In the epic saga of Hercules and his Twelve Labors, the hero's fourth task was no less daunting than the ones that preceded it. The Erymanthian Boar, a fearsome and destructive creature, terrorized the slopes of Mount Erymanthos in ancient Arcadia.
Hercules, driven by a desire to atone for his past sins, embarked on a perilous journey to capture this monstrous boar. The story of Hercules' fourth labor is a testament to his unwavering determination, indomitable strength, and relentless pursuit of redemption.
The Labor Begins
Hercules' journey to capture the Erymanthian Boar began as he stood before King Eurystheus, who had imposed these labors upon him. With determination in his eyes, Hercules set off for the snow-covered slopes of Mount Erymanthos in Arcadia, where the fearsome boar was said to dwell.

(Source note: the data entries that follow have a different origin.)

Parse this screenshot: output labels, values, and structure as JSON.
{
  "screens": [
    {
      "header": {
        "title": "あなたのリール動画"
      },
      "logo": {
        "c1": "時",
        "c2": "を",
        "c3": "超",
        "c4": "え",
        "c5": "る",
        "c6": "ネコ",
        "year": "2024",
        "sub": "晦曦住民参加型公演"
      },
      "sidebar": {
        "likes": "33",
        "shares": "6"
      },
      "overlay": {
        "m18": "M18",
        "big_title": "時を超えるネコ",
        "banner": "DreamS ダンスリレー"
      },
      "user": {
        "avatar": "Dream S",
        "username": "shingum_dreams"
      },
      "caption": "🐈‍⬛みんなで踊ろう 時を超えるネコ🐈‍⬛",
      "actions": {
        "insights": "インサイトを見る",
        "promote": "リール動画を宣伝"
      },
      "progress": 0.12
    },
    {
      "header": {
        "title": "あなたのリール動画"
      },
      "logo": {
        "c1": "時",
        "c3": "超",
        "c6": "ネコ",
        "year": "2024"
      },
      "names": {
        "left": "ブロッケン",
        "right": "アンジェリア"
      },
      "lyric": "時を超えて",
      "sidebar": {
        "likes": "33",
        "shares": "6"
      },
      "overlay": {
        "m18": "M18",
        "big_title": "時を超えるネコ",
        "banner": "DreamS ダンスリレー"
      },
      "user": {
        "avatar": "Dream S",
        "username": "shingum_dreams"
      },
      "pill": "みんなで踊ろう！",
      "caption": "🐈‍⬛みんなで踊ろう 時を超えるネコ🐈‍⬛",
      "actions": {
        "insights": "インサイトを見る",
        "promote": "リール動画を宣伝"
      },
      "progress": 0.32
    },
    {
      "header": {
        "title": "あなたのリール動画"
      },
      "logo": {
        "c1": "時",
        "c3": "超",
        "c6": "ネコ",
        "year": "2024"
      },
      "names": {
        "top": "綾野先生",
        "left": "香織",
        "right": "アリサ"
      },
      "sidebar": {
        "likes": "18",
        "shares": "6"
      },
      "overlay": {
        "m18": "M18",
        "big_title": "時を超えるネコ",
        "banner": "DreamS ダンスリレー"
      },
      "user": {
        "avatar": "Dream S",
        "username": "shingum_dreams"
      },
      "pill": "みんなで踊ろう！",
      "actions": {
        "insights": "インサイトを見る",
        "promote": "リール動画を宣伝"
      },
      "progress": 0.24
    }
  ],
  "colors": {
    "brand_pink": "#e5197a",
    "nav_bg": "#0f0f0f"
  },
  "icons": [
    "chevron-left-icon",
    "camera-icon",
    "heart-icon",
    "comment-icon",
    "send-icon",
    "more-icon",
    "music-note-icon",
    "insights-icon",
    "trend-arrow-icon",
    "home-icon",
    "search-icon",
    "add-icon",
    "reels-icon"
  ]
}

The hero knew that this task would be no easy feat, for the Erymanthian Boar was notorious for its wild nature and its propensity to wreak havoc upon the land.
The Battle with the Beast
As Hercules ventured deeper into the unforgiving wilderness of Mount Erymanthos, he tracked the boar's movements through dense forests and treacherous terrain. The confrontation with the Erymanthian Boar was nothing short of epic.
With the beast charging at him, tusks bared and fury in its eyes, Hercules engaged in a fierce battle that tested every ounce of his strength and skill. It was a clash of titans as the hero grappled with the monstrous boar, determined to subdue the creature and complete his labor.
Triumph and Restraint
After an arduous struggle that seemed to stretch on endlessly, Hercules emerged victorious. The Erymanthian Boar had been defeated, its power no match for the hero's indomitable might.
With the creature subdued, Hercules meticulously bound its legs, ensuring it could not escape and wreak havoc upon the land ever again. The hero had achieved his goal and now had to transport the fearsome beast back to King Eurystheus.
Return to Tiryns
Carrying the monstrous boar over his mighty shoulders, Hercules began his journey back to the court of King Eurystheus in Tiryns. The return trip was a testament to the hero's strength and resilience, as he navigated challenging terrain and faced numerous obstacles on his path.
Hercules' arrival in Tiryns with the captured Erymanthian Boar was met with a mix of awe and fear from the king, who had never witnessed such a spectacle.
The Completion of the Fourth Labor
King Eurystheus was both amazed and frightened by the sight of the fearsome creature. He had a specially crafted bronze amphora, or large storage jar, prepared for the boar's containment, as he wanted nothing to do with the creature himself.
With the Erymanthian Boar safely contained within a the amphora, King Eurystheus marveled at Hercules' accomplishment. The hero had successfully completed his fourth labor, adding yet another triumph to his growing list of legendary deeds.
Despite his successes, Hercules knew that more trials lay ahead in his quest for redemption, as Eurystheus remained resolute in imposing the remaining labors.
The tale of Hercules' fourth labor, like the others, highlights the hero's resilience and valor in the face of seemingly insurmountable odds. It reminds us that redemption often requires great sacrifices and unwavering determination. As Hercules moved on to his next labor, the world watched in awe of the hero who sought to cleanse his soul through acts of heroism, one labor at a time.